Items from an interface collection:
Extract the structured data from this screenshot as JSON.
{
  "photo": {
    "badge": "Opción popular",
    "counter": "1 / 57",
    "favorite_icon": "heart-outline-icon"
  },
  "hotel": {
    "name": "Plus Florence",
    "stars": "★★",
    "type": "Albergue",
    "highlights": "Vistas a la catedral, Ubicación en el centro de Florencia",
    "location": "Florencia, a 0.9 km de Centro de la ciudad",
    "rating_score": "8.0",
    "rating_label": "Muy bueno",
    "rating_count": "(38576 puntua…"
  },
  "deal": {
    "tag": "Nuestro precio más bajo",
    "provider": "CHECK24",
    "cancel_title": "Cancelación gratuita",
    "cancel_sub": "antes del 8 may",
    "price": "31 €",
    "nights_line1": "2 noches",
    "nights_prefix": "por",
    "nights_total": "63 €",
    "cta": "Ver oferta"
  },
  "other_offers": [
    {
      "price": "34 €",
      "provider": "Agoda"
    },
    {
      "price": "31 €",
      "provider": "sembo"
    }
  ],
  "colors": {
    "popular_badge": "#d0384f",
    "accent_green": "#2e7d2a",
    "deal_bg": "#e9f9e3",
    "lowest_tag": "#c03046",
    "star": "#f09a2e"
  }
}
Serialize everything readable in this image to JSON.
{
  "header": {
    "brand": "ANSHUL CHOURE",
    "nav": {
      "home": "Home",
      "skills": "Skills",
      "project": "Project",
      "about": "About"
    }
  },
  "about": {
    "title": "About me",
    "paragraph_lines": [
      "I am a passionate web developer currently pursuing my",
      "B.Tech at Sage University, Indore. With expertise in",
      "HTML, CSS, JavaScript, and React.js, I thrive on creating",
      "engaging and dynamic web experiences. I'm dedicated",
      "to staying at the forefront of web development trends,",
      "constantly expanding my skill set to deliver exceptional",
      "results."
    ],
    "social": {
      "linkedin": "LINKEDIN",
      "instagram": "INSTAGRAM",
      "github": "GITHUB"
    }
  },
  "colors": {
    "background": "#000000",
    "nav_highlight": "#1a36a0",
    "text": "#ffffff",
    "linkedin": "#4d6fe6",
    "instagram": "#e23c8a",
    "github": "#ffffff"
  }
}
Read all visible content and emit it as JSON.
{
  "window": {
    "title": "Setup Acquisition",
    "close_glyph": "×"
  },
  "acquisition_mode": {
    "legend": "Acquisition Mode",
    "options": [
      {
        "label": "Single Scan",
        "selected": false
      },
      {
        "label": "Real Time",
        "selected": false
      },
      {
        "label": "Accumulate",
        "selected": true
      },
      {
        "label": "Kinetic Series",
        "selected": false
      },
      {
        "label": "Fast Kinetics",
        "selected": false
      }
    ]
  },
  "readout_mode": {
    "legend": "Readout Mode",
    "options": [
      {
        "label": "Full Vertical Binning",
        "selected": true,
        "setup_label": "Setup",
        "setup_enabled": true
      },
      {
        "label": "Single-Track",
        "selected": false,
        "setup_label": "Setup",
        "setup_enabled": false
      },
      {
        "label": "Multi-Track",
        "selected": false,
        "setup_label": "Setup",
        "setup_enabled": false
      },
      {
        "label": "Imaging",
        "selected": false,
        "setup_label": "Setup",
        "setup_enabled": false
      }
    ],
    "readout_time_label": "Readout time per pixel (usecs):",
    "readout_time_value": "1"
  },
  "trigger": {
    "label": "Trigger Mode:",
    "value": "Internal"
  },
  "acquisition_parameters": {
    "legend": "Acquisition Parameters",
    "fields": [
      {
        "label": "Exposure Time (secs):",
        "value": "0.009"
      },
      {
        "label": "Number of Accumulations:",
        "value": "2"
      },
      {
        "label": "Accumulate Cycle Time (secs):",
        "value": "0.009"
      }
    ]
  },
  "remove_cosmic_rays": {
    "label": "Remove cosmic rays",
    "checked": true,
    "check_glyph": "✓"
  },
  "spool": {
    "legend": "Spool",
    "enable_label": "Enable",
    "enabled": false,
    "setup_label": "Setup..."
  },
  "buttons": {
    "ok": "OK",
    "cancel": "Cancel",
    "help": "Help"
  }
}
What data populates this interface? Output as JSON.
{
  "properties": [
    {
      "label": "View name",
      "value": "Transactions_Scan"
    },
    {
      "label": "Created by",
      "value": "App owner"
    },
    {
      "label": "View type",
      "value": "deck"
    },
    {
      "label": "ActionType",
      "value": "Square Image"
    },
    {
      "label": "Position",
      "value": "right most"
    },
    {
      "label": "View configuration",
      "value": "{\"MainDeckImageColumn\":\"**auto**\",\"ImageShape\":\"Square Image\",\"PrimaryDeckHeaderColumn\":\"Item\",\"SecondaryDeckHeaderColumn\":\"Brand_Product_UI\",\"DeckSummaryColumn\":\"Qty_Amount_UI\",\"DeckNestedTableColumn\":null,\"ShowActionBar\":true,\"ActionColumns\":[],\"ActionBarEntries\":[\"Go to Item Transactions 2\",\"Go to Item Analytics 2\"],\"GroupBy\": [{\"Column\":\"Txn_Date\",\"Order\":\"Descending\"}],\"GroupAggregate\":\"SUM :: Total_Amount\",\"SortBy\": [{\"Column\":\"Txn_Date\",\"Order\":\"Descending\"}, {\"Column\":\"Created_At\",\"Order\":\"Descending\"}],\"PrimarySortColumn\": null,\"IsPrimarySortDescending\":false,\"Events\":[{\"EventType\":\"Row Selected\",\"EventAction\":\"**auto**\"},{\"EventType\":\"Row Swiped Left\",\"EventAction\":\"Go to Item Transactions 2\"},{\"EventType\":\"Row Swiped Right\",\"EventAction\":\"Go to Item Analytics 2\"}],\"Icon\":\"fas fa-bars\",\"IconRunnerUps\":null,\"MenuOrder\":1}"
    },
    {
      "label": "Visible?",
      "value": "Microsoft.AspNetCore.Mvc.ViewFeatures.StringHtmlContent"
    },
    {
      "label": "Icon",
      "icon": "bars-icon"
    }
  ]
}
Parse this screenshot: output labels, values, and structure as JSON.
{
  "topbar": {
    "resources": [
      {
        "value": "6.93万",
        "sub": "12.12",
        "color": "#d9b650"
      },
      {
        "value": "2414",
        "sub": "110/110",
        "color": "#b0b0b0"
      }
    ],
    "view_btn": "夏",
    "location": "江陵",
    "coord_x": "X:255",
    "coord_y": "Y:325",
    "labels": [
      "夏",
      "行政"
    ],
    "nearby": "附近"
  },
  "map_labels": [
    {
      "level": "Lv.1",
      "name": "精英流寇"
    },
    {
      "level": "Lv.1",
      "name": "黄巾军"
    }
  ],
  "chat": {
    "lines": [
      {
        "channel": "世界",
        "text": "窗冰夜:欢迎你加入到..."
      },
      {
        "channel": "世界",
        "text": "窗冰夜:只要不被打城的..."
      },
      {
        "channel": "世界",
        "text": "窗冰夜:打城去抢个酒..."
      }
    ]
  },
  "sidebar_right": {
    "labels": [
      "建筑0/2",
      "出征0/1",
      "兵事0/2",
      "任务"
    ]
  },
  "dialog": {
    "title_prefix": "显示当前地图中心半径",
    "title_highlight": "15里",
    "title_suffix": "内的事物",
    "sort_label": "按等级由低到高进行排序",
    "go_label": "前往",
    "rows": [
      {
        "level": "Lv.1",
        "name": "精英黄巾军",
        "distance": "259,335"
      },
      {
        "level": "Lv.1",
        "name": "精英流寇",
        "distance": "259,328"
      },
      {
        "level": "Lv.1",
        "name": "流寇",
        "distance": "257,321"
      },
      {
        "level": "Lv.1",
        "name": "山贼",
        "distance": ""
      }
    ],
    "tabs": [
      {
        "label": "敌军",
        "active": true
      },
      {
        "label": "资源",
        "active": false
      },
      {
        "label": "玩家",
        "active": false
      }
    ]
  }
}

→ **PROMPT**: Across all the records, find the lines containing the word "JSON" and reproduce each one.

→ **EXERCISE RESULT**:
Extract the structured data from this screenshot as JSON.
Serialize everything readable in this image to JSON.
Read all visible content and emit it as JSON.
What data populates this interface? Output as JSON.
Parse this screenshot: output labels, values, and structure as JSON.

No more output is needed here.